● **PROBLEM DETAILS**:
Return only how many lines in the data include the string "minutes".

● **TASK DATA**:
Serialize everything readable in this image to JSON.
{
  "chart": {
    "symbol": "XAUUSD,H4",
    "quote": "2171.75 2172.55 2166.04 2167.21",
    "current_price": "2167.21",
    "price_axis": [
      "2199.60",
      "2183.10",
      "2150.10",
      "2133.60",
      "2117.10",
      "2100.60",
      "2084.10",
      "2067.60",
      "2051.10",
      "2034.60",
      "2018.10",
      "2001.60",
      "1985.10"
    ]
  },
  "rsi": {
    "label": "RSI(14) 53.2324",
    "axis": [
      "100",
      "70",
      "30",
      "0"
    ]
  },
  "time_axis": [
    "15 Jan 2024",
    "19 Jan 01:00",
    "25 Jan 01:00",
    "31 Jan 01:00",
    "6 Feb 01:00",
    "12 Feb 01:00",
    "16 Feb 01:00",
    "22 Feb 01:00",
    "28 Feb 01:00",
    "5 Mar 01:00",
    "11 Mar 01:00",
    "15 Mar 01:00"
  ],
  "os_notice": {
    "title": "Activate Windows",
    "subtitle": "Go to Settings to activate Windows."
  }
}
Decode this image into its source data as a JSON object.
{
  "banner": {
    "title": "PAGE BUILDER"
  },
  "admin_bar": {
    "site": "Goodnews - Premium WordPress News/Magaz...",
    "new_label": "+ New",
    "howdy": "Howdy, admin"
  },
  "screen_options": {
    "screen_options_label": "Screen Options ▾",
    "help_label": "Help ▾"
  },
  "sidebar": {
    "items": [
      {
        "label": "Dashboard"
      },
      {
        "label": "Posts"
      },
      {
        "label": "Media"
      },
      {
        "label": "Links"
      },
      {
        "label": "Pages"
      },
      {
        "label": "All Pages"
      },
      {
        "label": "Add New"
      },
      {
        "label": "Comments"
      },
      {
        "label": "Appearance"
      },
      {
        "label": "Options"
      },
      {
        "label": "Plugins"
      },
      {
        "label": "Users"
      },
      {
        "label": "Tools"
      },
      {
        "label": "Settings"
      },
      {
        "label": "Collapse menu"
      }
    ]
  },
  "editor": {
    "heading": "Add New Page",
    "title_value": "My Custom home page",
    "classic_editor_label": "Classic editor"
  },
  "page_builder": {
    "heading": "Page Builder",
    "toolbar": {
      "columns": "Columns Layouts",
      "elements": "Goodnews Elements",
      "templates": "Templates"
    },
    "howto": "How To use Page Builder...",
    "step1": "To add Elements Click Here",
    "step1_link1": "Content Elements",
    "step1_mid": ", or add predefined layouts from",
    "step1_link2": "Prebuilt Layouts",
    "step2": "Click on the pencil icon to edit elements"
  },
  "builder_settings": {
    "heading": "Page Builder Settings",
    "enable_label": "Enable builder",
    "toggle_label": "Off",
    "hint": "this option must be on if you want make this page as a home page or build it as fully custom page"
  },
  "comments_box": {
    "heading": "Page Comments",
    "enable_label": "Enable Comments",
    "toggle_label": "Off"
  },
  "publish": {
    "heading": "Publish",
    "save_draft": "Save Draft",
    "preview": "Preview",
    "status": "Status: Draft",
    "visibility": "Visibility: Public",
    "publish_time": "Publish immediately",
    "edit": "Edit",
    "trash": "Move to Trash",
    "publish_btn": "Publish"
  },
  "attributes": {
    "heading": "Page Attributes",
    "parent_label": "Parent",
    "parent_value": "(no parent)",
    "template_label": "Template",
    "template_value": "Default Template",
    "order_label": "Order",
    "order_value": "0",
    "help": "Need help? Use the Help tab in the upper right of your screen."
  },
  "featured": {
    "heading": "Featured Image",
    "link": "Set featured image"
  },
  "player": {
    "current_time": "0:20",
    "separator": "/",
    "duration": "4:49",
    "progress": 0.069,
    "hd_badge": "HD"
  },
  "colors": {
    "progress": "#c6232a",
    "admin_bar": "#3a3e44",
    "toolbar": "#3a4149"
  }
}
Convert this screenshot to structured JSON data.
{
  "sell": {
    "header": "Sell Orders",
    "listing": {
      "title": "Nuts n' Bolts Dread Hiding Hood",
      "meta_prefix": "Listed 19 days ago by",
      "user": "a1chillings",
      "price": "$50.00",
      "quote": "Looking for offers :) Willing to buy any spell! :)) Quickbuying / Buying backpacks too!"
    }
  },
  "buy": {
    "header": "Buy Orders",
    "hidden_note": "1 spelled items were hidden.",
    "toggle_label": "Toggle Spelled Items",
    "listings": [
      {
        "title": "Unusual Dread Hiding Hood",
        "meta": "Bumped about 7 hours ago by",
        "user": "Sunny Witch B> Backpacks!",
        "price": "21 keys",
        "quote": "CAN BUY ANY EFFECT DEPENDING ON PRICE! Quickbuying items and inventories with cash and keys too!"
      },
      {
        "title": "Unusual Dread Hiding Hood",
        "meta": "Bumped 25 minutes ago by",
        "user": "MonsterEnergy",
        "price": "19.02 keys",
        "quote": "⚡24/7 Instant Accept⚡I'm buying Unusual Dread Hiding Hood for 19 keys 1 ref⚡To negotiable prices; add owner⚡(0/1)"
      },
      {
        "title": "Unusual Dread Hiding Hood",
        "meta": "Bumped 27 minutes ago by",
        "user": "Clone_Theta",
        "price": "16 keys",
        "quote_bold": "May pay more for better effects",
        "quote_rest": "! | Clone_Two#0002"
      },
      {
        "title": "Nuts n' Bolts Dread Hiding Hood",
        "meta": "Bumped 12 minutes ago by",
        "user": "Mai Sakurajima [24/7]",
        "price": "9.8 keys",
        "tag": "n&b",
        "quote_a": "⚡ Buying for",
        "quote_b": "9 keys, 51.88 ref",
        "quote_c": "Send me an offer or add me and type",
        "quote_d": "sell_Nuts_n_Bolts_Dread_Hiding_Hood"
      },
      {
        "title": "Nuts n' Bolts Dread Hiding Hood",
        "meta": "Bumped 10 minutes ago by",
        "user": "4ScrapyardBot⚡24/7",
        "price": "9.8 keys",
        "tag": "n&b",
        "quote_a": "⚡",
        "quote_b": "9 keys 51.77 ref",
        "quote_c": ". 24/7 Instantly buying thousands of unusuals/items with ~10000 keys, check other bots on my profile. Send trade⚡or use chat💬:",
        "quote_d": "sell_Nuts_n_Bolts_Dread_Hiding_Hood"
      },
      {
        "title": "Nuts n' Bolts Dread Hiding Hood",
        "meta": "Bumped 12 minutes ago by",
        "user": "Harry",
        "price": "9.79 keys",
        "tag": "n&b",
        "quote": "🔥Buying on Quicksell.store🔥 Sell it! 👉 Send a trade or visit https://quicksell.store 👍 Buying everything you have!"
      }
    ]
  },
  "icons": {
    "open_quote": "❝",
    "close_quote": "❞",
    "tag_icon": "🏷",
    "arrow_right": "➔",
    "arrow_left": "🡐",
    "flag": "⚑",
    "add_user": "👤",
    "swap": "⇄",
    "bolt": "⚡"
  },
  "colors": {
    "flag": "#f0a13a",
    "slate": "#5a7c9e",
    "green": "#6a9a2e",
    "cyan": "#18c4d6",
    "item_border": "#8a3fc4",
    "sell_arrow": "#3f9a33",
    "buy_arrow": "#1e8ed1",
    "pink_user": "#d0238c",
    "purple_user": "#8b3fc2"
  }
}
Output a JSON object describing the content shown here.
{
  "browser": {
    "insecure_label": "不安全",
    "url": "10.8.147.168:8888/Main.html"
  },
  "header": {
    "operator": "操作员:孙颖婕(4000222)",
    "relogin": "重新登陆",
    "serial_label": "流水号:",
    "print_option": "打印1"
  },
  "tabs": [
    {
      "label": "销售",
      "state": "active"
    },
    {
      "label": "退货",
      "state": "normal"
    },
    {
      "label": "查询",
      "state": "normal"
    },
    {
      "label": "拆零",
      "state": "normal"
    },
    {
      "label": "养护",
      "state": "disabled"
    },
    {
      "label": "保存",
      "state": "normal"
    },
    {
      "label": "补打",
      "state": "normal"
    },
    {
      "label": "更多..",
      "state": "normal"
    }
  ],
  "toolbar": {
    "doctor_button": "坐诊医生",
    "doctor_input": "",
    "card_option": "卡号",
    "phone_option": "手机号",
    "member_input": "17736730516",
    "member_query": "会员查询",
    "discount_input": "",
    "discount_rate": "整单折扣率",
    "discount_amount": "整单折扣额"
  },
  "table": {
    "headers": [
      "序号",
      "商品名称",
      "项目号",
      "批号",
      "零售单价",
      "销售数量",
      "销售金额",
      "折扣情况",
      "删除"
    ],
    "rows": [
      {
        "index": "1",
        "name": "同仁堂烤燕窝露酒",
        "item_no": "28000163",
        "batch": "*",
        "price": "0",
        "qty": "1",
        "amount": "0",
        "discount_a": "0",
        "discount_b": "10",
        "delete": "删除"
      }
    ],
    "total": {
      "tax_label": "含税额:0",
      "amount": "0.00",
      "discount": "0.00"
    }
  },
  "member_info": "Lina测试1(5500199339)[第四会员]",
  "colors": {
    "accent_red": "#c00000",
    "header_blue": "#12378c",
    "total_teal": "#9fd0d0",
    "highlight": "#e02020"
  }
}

● **TASK OUTPUT**:
5